Fried rice and exotic fruits produce an unexpectedly exhilarating combination. “Where is the ham in this?” a companion asks after we’ve raced to the bottom of a bowl filled with delectable chunks of stir fried Carolina gold rice (crunchy, hash-like exterior; chewy center), lime-spritzed cabbage and luscious Asian pear. To be honest, I didn’t even miss the promised country ham.  

An order of brisket summons smoked cow flanked by sliced white bread, fresh horseradish and coleslaw — all of which is, rather hilariously, presented on an actual silver platter.  

“It’s, like, the best meal, ever,” gushed one gleeful carnivore upon being presented with the unabashedly beefy proposition. Another less blood lusty-companion lost interest much more quickly, pushing the slices of slow-cooked, loosely grained, fat rimmed meat around the plate for a while before finally declaring that she was “officially over Rose’s Luxury.”  

This guy, for one, remains a fan of the thick cut, fork tender ‘cue and fruity slaw.  

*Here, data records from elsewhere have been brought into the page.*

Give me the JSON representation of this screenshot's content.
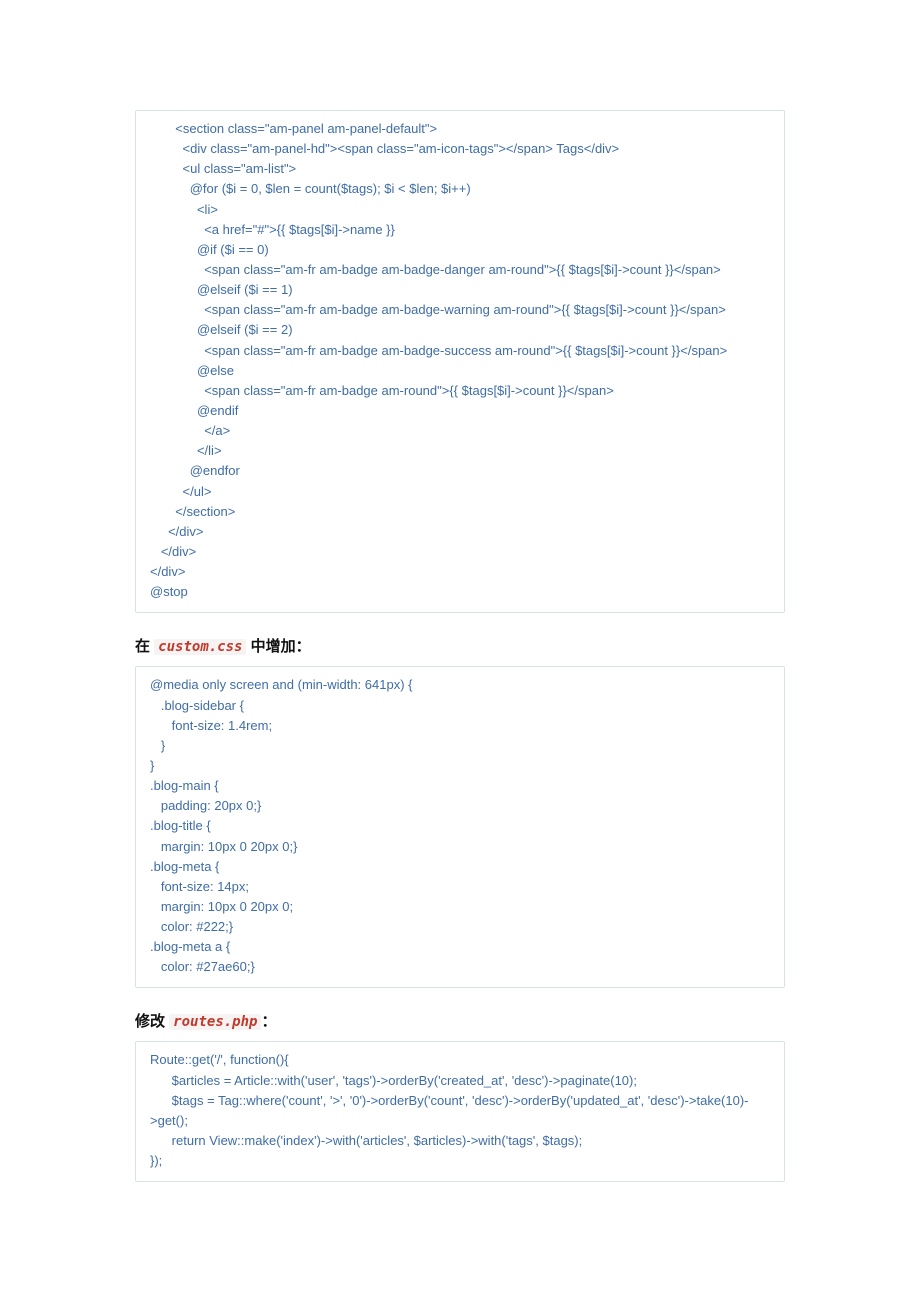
{
  "code1": "       <section class=\"am-panel am-panel-default\">\n         <div class=\"am-panel-hd\"><span class=\"am-icon-tags\"></span> Tags</div>\n         <ul class=\"am-list\">\n           @for ($i = 0, $len = count($tags); $i < $len; $i++)\n             <li>\n               <a href=\"#\">{{ $tags[$i]->name }}\n             @if ($i == 0)\n               <span class=\"am-fr am-badge am-badge-danger am-round\">{{ $tags[$i]->count }}</span>\n             @elseif ($i == 1)\n               <span class=\"am-fr am-badge am-badge-warning am-round\">{{ $tags[$i]->count }}</span>\n             @elseif ($i == 2)\n               <span class=\"am-fr am-badge am-badge-success am-round\">{{ $tags[$i]->count }}</span>\n             @else\n               <span class=\"am-fr am-badge am-round\">{{ $tags[$i]->count }}</span>\n             @endif\n               </a>\n             </li>\n           @endfor\n         </ul>\n       </section>\n     </div>\n   </div>\n</div>\n@stop",
  "heading1_pre": "在 ",
  "heading1_file": "custom.css",
  "heading1_post": " 中增加：",
  "code2": "@media only screen and (min-width: 641px) {\n   .blog-sidebar {\n      font-size: 1.4rem;\n   }\n}\n.blog-main {\n   padding: 20px 0;}\n.blog-title {\n   margin: 10px 0 20px 0;}\n.blog-meta {\n   font-size: 14px;\n   margin: 10px 0 20px 0;\n   color: #222;}\n.blog-meta a {\n   color: #27ae60;}",
  "heading2_pre": "修改 ",
  "heading2_file": "routes.php",
  "heading2_post": "：",
  "code3": "Route::get('/', function(){\n      $articles = Article::with('user', 'tags')->orderBy('created_at', 'desc')->paginate(10);\n      $tags = Tag::where('count', '>', '0')->orderBy('count', 'desc')->orderBy('updated_at', 'desc')->take(10)->get();\n      return View::make('index')->with('articles', $articles)->with('tags', $tags);\n});"
}
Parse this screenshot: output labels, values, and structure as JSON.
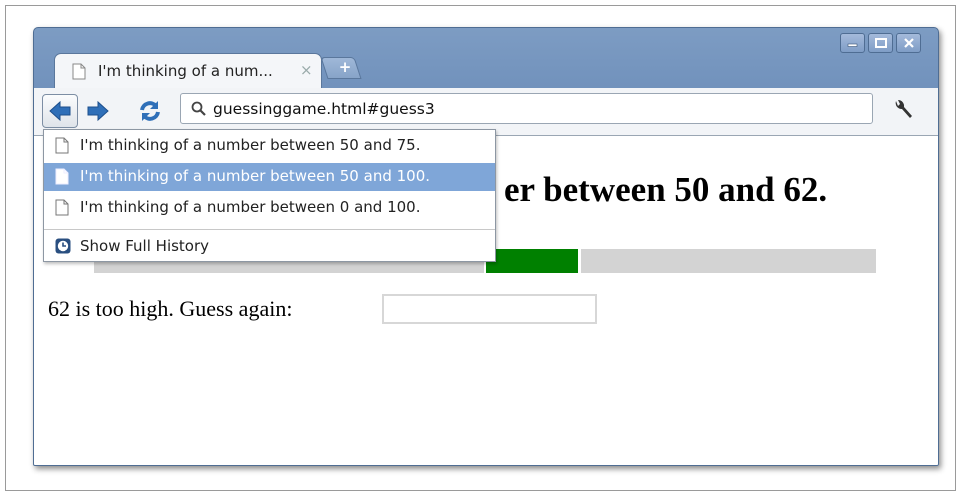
{
  "tab": {
    "title": "I'm thinking of a num...",
    "close_glyph": "×"
  },
  "newtab": {
    "label": "+"
  },
  "omnibox": {
    "url": "guessinggame.html#guess3"
  },
  "history": {
    "items": [
      {
        "label": "I'm thinking of a number between 50 and 75.",
        "selected": false
      },
      {
        "label": "I'm thinking of a number between 50 and 100.",
        "selected": true
      },
      {
        "label": "I'm thinking of a number between 0 and 100.",
        "selected": false
      }
    ],
    "show_full": "Show Full History"
  },
  "page": {
    "heading_visible": "er between 50 and 62.",
    "prompt": "62 is too high. Guess again:",
    "range": {
      "min": 0,
      "max": 100,
      "low": 50,
      "high": 62
    }
  },
  "colors": {
    "accent": "#008000",
    "selection": "#7fa6d8",
    "frame": "#7d9cc3"
  },
  "icons": [
    "page-icon",
    "back-arrow-icon",
    "forward-arrow-icon",
    "reload-icon",
    "search-icon",
    "wrench-icon",
    "clock-icon",
    "minimize-icon",
    "maximize-icon",
    "close-icon"
  ]
}
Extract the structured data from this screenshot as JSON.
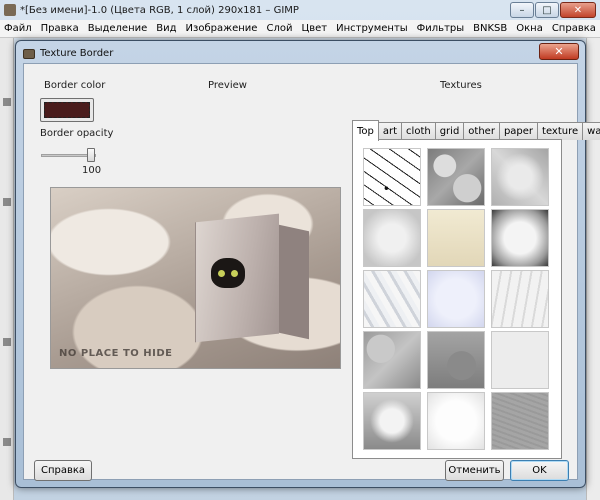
{
  "gimp": {
    "title": "*[Без имени]-1.0 (Цвета RGB, 1 слой) 290x181 – GIMP",
    "window_buttons": [
      "–",
      "□",
      "✕"
    ],
    "menu": [
      {
        "label": "Файл"
      },
      {
        "label": "Правка"
      },
      {
        "label": "Выделение"
      },
      {
        "label": "Вид"
      },
      {
        "label": "Изображение"
      },
      {
        "label": "Слой"
      },
      {
        "label": "Цвет"
      },
      {
        "label": "Инструменты"
      },
      {
        "label": "Фильтры"
      },
      {
        "label": "BNKSB"
      },
      {
        "label": "Окна"
      },
      {
        "label": "Справка"
      }
    ]
  },
  "dialog": {
    "title": "Texture Border",
    "close_glyph": "✕",
    "border_color_label": "Border color",
    "border_color_value": "#4a1c1c",
    "border_opacity_label": "Border opacity",
    "border_opacity_value": "100",
    "preview_label": "Preview",
    "preview_caption": "NO PLACE TO HIDE",
    "textures_label": "Textures",
    "tabs": [
      {
        "label": "Top",
        "active": true
      },
      {
        "label": "art",
        "active": false
      },
      {
        "label": "cloth",
        "active": false
      },
      {
        "label": "grid",
        "active": false
      },
      {
        "label": "other",
        "active": false
      },
      {
        "label": "paper",
        "active": false
      },
      {
        "label": "texture",
        "active": false
      },
      {
        "label": "wall",
        "active": false
      }
    ],
    "thumbnail_count": 15,
    "help_button": "Справка",
    "cancel_button": "Отменить",
    "ok_button": "OK"
  }
}
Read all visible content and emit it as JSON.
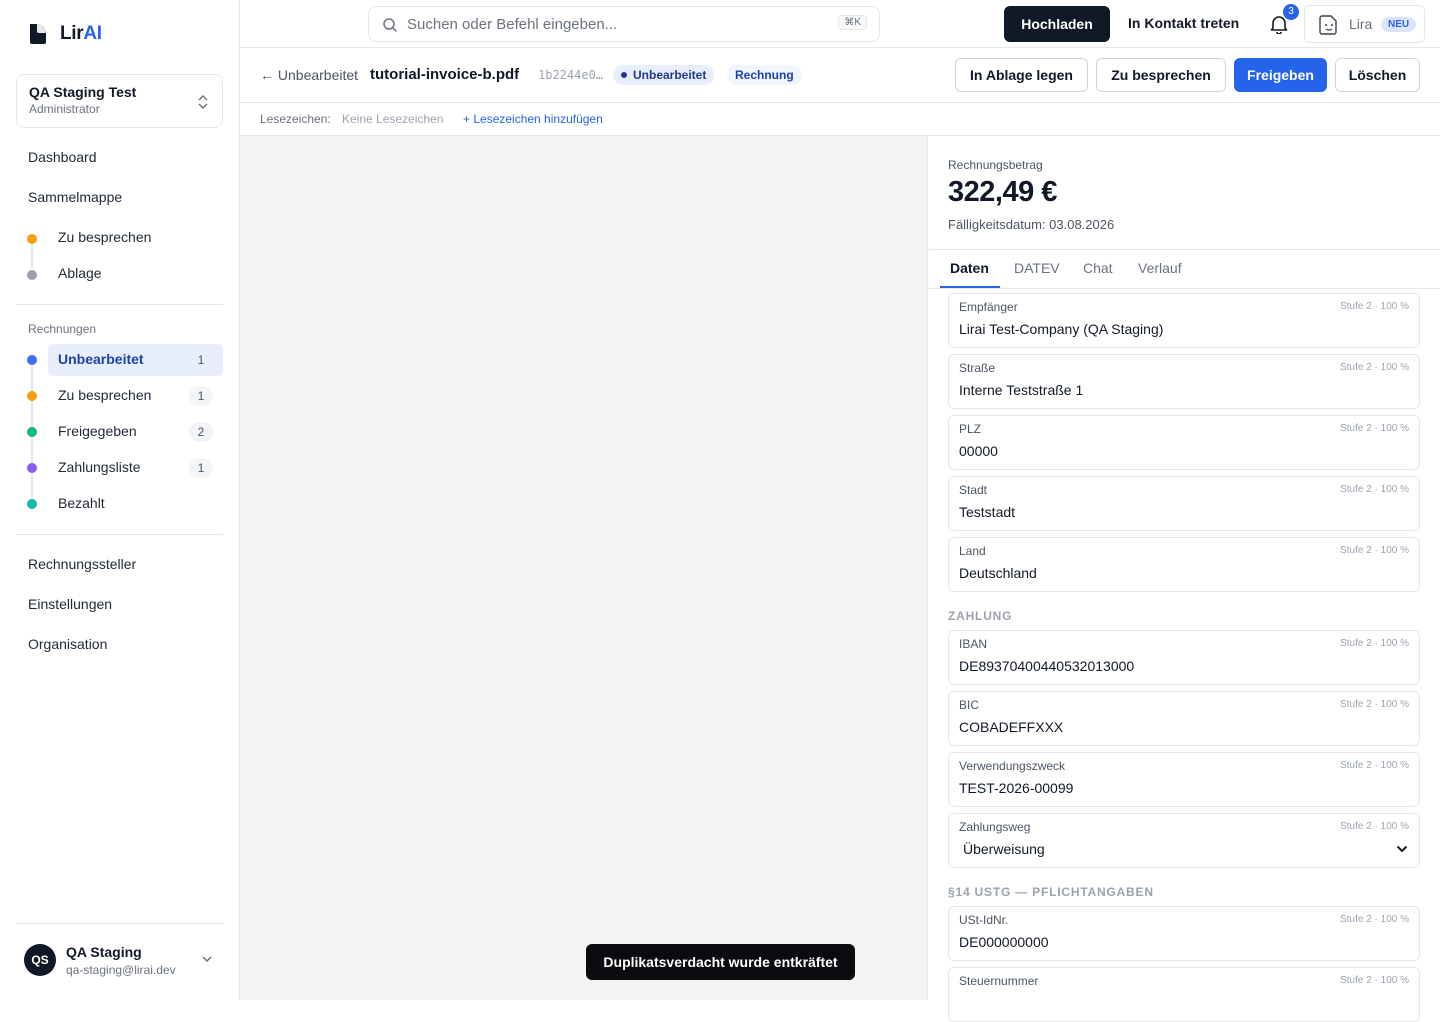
{
  "app": {
    "brand_a": "Lir",
    "brand_b": "AI"
  },
  "org": {
    "name": "QA Staging Test",
    "role": "Administrator"
  },
  "nav": {
    "dashboard": "Dashboard",
    "collection": "Sammelmappe",
    "collection_items": [
      "Zu besprechen",
      "Ablage"
    ],
    "invoices_label": "Rechnungen",
    "invoice_items": [
      {
        "label": "Unbearbeitet",
        "count": "1"
      },
      {
        "label": "Zu besprechen",
        "count": "1"
      },
      {
        "label": "Freigegeben",
        "count": "2"
      },
      {
        "label": "Zahlungsliste",
        "count": "1"
      },
      {
        "label": "Bezahlt",
        "count": ""
      }
    ],
    "bottom": [
      "Rechnungssteller",
      "Einstellungen",
      "Organisation"
    ]
  },
  "user": {
    "initials": "QS",
    "name": "QA Staging",
    "email": "qa-staging@lirai.dev"
  },
  "topbar": {
    "search_placeholder": "Suchen oder Befehl eingeben...",
    "shortcut": "⌘K",
    "upload": "Hochladen",
    "contact": "In Kontakt treten",
    "notifications": "3",
    "assistant": "Lira",
    "assistant_badge": "NEU"
  },
  "document": {
    "back": "← Unbearbeitet",
    "filename": "tutorial-invoice-b.pdf",
    "hash": "1b2244e0…",
    "status": "Unbearbeitet",
    "type": "Rechnung",
    "actions": {
      "archive": "In Ablage legen",
      "discuss": "Zu besprechen",
      "approve": "Freigeben",
      "delete": "Löschen"
    }
  },
  "bookmarks": {
    "label": "Lesezeichen:",
    "none": "Keine Lesezeichen",
    "add": "+ Lesezeichen hinzufügen"
  },
  "toast": "Duplikatsverdacht wurde entkräftet",
  "panel": {
    "amount_label": "Rechnungsbetrag",
    "amount": "322,49 €",
    "due": "Fälligkeitsdatum: 03.08.2026",
    "tabs": [
      "Daten",
      "DATEV",
      "Chat",
      "Verlauf"
    ],
    "confidence": "Stufe 2 · 100 %",
    "fields_address": [
      {
        "label": "Empfänger",
        "value": "Lirai Test-Company (QA Staging)"
      },
      {
        "label": "Straße",
        "value": "Interne Teststraße 1"
      },
      {
        "label": "PLZ",
        "value": "00000"
      },
      {
        "label": "Stadt",
        "value": "Teststadt"
      },
      {
        "label": "Land",
        "value": "Deutschland"
      }
    ],
    "section_payment": "ZAHLUNG",
    "fields_payment": [
      {
        "label": "IBAN",
        "value": "DE89370400440532013000"
      },
      {
        "label": "BIC",
        "value": "COBADEFFXXX"
      },
      {
        "label": "Verwendungszweck",
        "value": "TEST-2026-00099"
      },
      {
        "label": "Zahlungsweg",
        "value": "Überweisung"
      }
    ],
    "section_tax": "§14 USTG — PFLICHTANGABEN",
    "fields_tax": [
      {
        "label": "USt-IdNr.",
        "value": "DE000000000"
      },
      {
        "label": "Steuernummer",
        "value": ""
      }
    ]
  },
  "colors": {
    "accent": "#2563eb",
    "dark": "#111827",
    "orange": "#f59e0b",
    "gray": "#9ca3af",
    "blue": "#3b6ef0",
    "green": "#10b981",
    "purple": "#8b5cf6",
    "teal": "#14b8a6"
  }
}
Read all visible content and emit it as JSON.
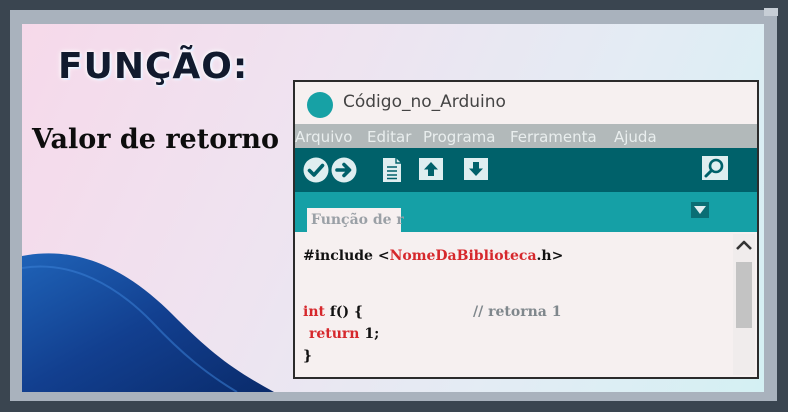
{
  "slide": {
    "title": "FUNÇÃO:",
    "subtitle": "Valor de retorno"
  },
  "ide": {
    "window_title": "Código_no_Arduino",
    "menu": [
      "Arquivo",
      "Editar",
      "Programa",
      "Ferramenta",
      "Ajuda"
    ],
    "toolbar": [
      "verify-icon",
      "upload-icon",
      "new-file-icon",
      "open-icon",
      "save-icon",
      "serial-monitor-icon"
    ],
    "tab_label": "Função de r",
    "code": {
      "include_kw": "#include",
      "include_open": "<",
      "include_lib": "NomeDaBiblioteca",
      "include_close": ".h>",
      "decl_type": "int",
      "decl_rest": "f() {",
      "comment": "// retorna 1",
      "return_kw": "return",
      "return_val": "1;",
      "close_brace": "}"
    },
    "colors": {
      "accent": "#17a1a5",
      "toolbar": "#00616a",
      "keyword": "#d6282c"
    }
  }
}
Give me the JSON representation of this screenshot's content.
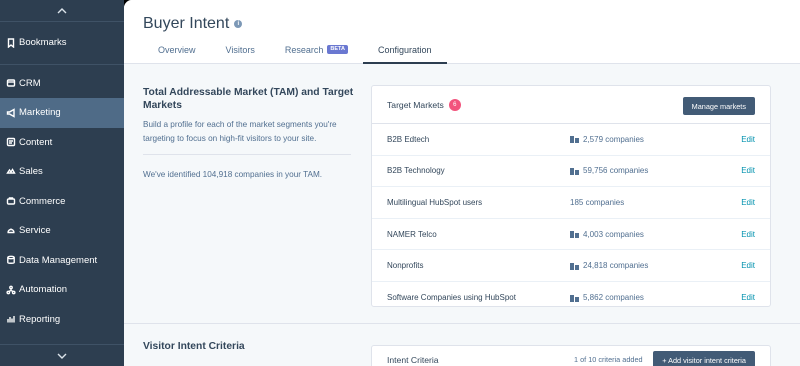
{
  "sidebar": {
    "items_top": [
      {
        "label": "Bookmarks",
        "icon": "bookmark-icon"
      }
    ],
    "items": [
      {
        "label": "CRM",
        "icon": "crm-icon",
        "active": false
      },
      {
        "label": "Marketing",
        "icon": "marketing-icon",
        "active": true
      },
      {
        "label": "Content",
        "icon": "content-icon",
        "active": false
      },
      {
        "label": "Sales",
        "icon": "sales-icon",
        "active": false
      },
      {
        "label": "Commerce",
        "icon": "commerce-icon",
        "active": false
      },
      {
        "label": "Service",
        "icon": "service-icon",
        "active": false
      },
      {
        "label": "Data Management",
        "icon": "data-management-icon",
        "active": false
      },
      {
        "label": "Automation",
        "icon": "automation-icon",
        "active": false
      },
      {
        "label": "Reporting",
        "icon": "reporting-icon",
        "active": false
      }
    ]
  },
  "header": {
    "title": "Buyer Intent",
    "tabs": [
      {
        "label": "Overview",
        "active": false
      },
      {
        "label": "Visitors",
        "active": false
      },
      {
        "label": "Research",
        "active": false,
        "badge": "BETA"
      },
      {
        "label": "Configuration",
        "active": true
      }
    ]
  },
  "tam": {
    "title": "Total Addressable Market (TAM) and Target Markets",
    "description": "Build a profile for each of the market segments you're targeting to focus on high-fit visitors to your site.",
    "identified_text": "We've identified 104,918 companies in your TAM."
  },
  "target_markets": {
    "label": "Target Markets",
    "count": "6",
    "manage_button": "Manage markets",
    "edit_label": "Edit",
    "rows": [
      {
        "name": "B2B Edtech",
        "companies": "2,579 companies"
      },
      {
        "name": "B2B Technology",
        "companies": "59,756 companies"
      },
      {
        "name": "Multilingual HubSpot users",
        "companies": "185 companies"
      },
      {
        "name": "NAMER Telco",
        "companies": "4,003 companies"
      },
      {
        "name": "Nonprofits",
        "companies": "24,818 companies"
      },
      {
        "name": "Software Companies using HubSpot",
        "companies": "5,862 companies"
      }
    ]
  },
  "visitor_intent": {
    "title": "Visitor Intent Criteria",
    "card_label": "Intent Criteria",
    "criteria_count": "1 of 10 criteria added",
    "add_button": "+ Add visitor intent criteria"
  },
  "colors": {
    "sidebar_bg": "#2d3e50",
    "active_item": "#4f6b87",
    "link": "#0091ae",
    "badge": "#f2547d",
    "beta": "#6a78d1"
  }
}
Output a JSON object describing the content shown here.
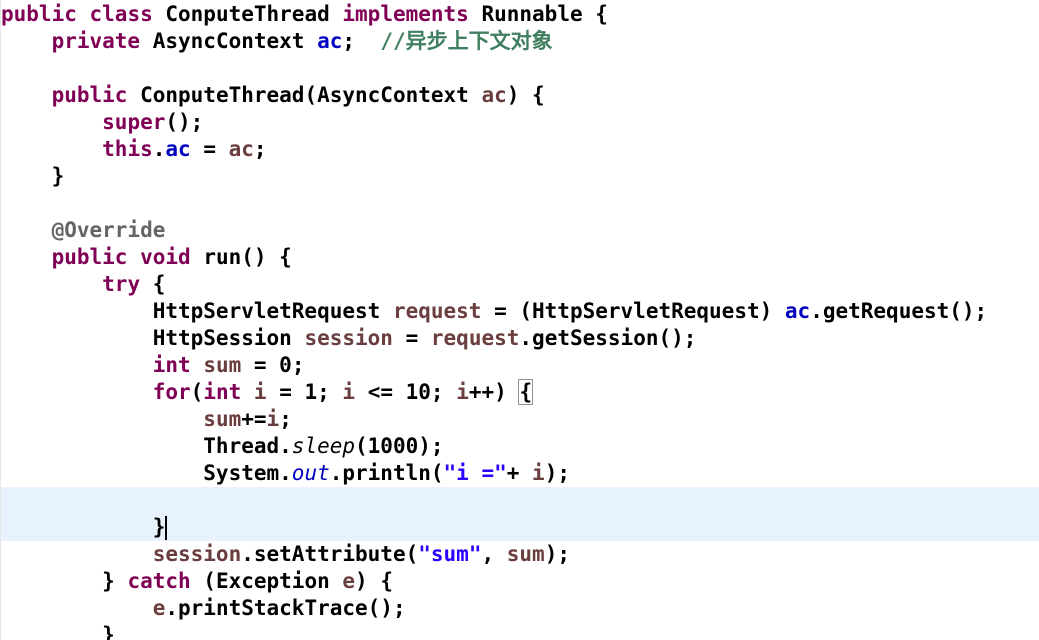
{
  "editor": {
    "comment_text": "//异步上下文对象",
    "string_sum": "\"sum\"",
    "string_i": "\"i =\""
  }
}
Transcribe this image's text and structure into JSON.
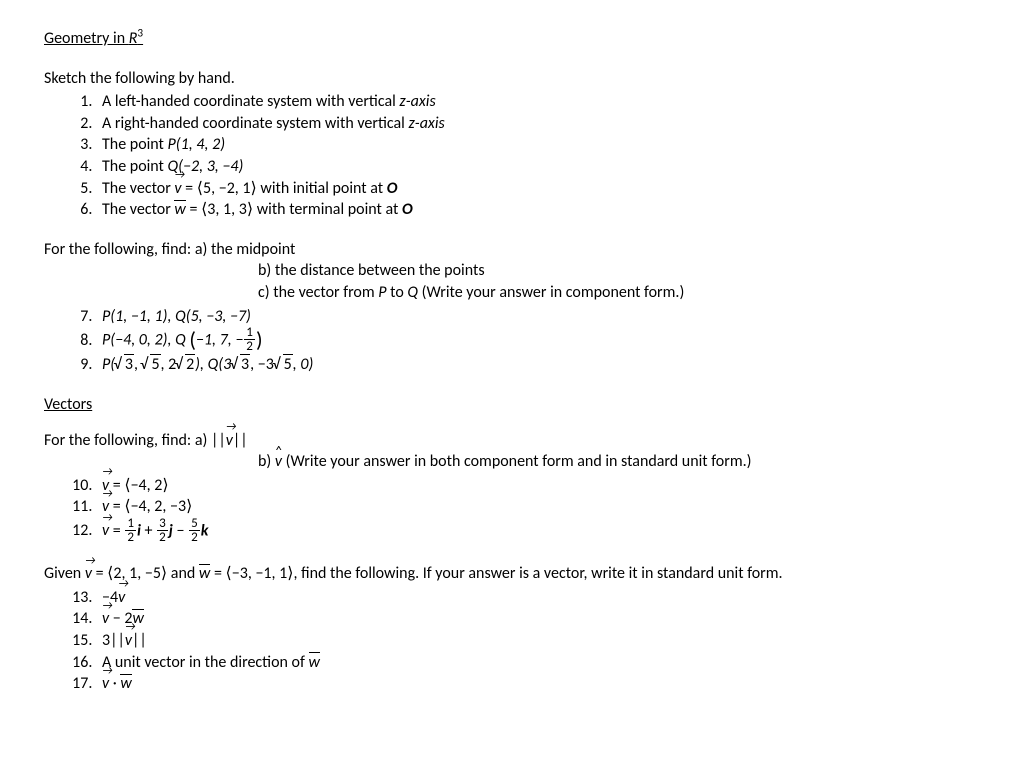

“Best advice for first timers. … Bring friends and order everything,” Silverman suggested, working in plugs for the nascent caviar service. “Caviar is luxurious. What’s not to like about it?” he argued, noting Rose’s traffics in varying types of sturgeon roe ranging from $15 an ounce to $95 a pop — as well as unadvertised standbys such as a sweet cheese course forged from smoked celery root mascarpone married to chamomile-honey ice and brown butter walnut crumble, and his vegetarian-friendly “Charleston ice cream.”  

Now, if you’ll excuse me, I have to go secure a spot in line for my next visit. (You probably should too.)  

717 Eighth St. SE; 202-580-8889;
Average entree: $13 to $20 ($$). Open for dinner Monday through Saturday.

Recent Stories

Airlines must report fees, issue prompt refunds, new rules say

Capitol Ink | B Movie

States move to label deepfake political ads

Decades of dallying led to current delay on menthol ban

Can a courtroom bring Trump’s larger-than-life personality down to size?

Lee, Fitzpatrick win primaries as fall matchups set in PA